It's hard to argue with a badge. Just ask the state Legislature.
The Assembly Judiciary Committee approved a bill today that would give cops and firefighters a way around local ordinances that ban sidewalk panhandling. It seems that more and more cities are clamping down on aggressive beggars. Firefighters say that threatens their "fill-the-boot" campaigns — you know, those events where firefolk stand on sidewalks and urge motorists, usually stopped at traffic lights, to stuff their professional footwear with money for charity.
(Disclosure: Legal Pad barely avoided a nasty crash a couple years ago when the car in front of her slammed on the brakes in the middle of three lanes — speed limit 40 mph, nearby traffic light green — to toss a buck in a firefighter's boot. Good heart. Bad driver.)
SB 582 says cities "shall approve" with only "reasonable conditions" sidewalk-solicitation applications from law enforcement professionals who provide proof of liability insurance.
A special privilege for firefighters? "This is going to be constitutionally challenged," said Assemblyman Anthony Adams, R-Claremont. Hardly, bill backers say. City leaders can allow anyone to solicit on sidewalks, if they want; they just can't say no to properly permitted law enforcement groups. And courts have generally held that a street is not a public forum, according to a bill analysis so there's no First Amendment issue.

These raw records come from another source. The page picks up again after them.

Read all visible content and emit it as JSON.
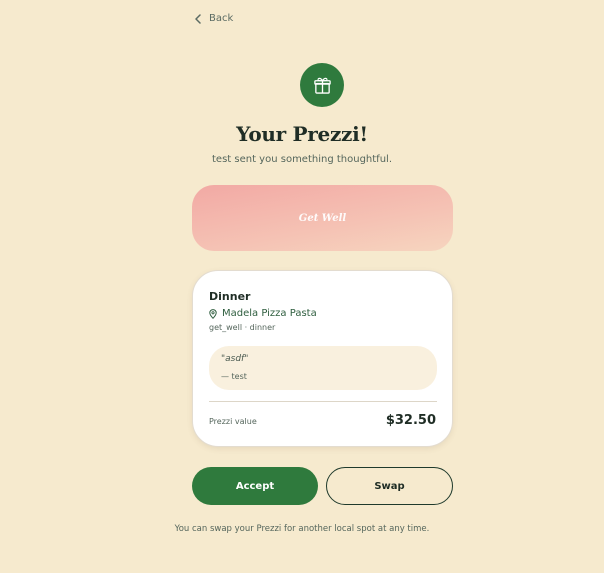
{
  "nav": {
    "back_label": "Back",
    "back_icon": "chevron-left-icon"
  },
  "header": {
    "icon": "gift-icon",
    "title": "Your Prezzi!",
    "subtitle": "test sent you something thoughtful."
  },
  "occasion": {
    "label": "Get Well"
  },
  "gift_card": {
    "title": "Dinner",
    "place_icon": "map-pin-icon",
    "place_name": "Madela Pizza Pasta",
    "tags": "get_well · dinner",
    "message": "\"asdf\"",
    "sender": "— test",
    "value_label": "Prezzi value",
    "value_amount": "$32.50"
  },
  "actions": {
    "accept_label": "Accept",
    "swap_label": "Swap"
  },
  "footnote": "You can swap your Prezzi for another local spot at any time.",
  "colors": {
    "background": "#f6eace",
    "brand_green": "#2f7a3d",
    "occasion_gradient_start": "#f2a9a4",
    "occasion_gradient_end": "#f6d5bf",
    "note_background": "#f9f0de"
  }
}
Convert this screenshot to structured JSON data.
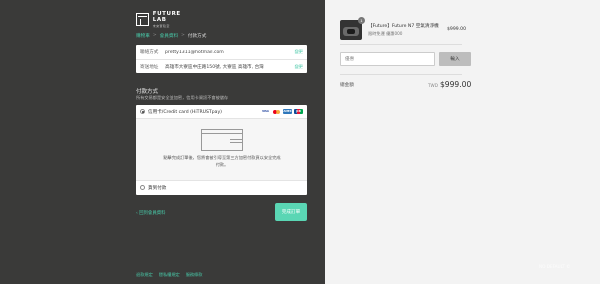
{
  "brand": {
    "name": "FUTURE LAB",
    "sub": "未來實驗室"
  },
  "breadcrumb": {
    "items": [
      "購物車",
      "會員資料",
      "付款方式"
    ],
    "sep": ">"
  },
  "contact": {
    "email_label": "聯絡方式",
    "email_value": "pretty1311@hotmail.com",
    "email_change": "變更",
    "ship_label": "寄送地址",
    "ship_value": "高雄市大寮區中庄路150號, 大寮區 高雄市, 台灣",
    "ship_change": "變更"
  },
  "payment": {
    "title": "付款方式",
    "subtitle": "所有交易都是安全並加密，信用卡資訊不會被儲存",
    "option1": "信用卡/Credit card (HiTRUSTpay)",
    "cards": {
      "visa": "VISA",
      "amex": "AMEX",
      "jcb": "JCB"
    },
    "note": "點擊完成訂單後，您將會被引導至第三方加密付款頁以安全完成付款。",
    "option2": "貨到付款"
  },
  "actions": {
    "back": "‹ 回到會員資料",
    "finish": "完成訂單"
  },
  "footer": {
    "links": [
      "退款規定",
      "隱私權規定",
      "服務條款"
    ]
  },
  "order": {
    "product_name": "【Future】Future N7 空氣清淨機",
    "product_variant": "限時免運 優惠000",
    "qty": "1",
    "price": "$999.00",
    "promo_placeholder": "優惠",
    "promo_button": "輸入",
    "total_label": "總金額",
    "currency": "TWD",
    "total": "$999.00"
  },
  "watermark": "NO DEFAULT ©",
  "colors": {
    "accent": "#48c8a8",
    "button": "#5ad6b4",
    "dark": "#3a3a39"
  }
}
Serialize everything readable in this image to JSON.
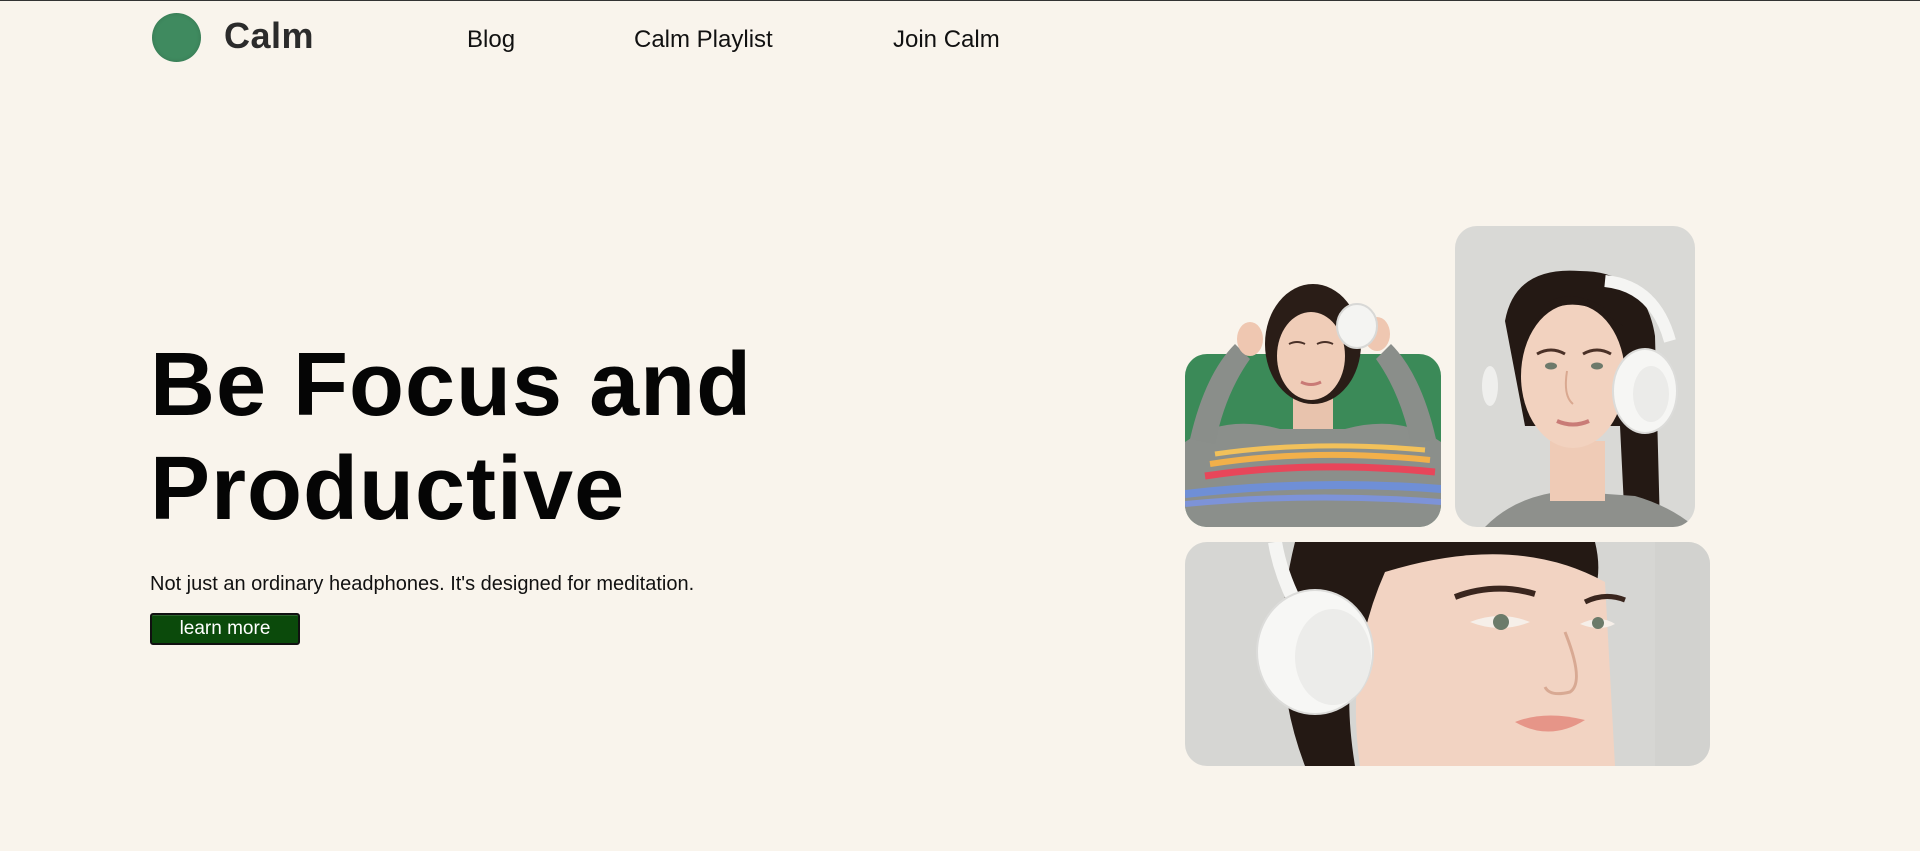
{
  "nav": {
    "brand": "Calm",
    "links": [
      "Blog",
      "Calm Playlist",
      "Join Calm"
    ]
  },
  "hero": {
    "title_line1": "Be Focus and",
    "title_line2": "Productive",
    "subtitle": "Not just an ordinary headphones. It's designed for meditation.",
    "button_label": "learn more"
  },
  "colors": {
    "background": "#f9f4ec",
    "brand_green": "#3f8a5f",
    "button_green": "#0b4a0b"
  },
  "gallery": {
    "images": [
      "woman-headphones-green-backdrop",
      "woman-white-headphones-portrait",
      "woman-headphones-closeup"
    ]
  }
}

Adams pointed out that streets are often used for parades espousing all sorts of causes and views, but the bill passed easily despite his opposition.
It's hard for lawmakers to say no to law enforcement, especially when they're championing a group that raises millions of dollars for charity. Did we mention that the California Professional Firefighters gave more than $1.4 million to candidates, parties, campaigns and other political causes last year?
— Cheryl Miller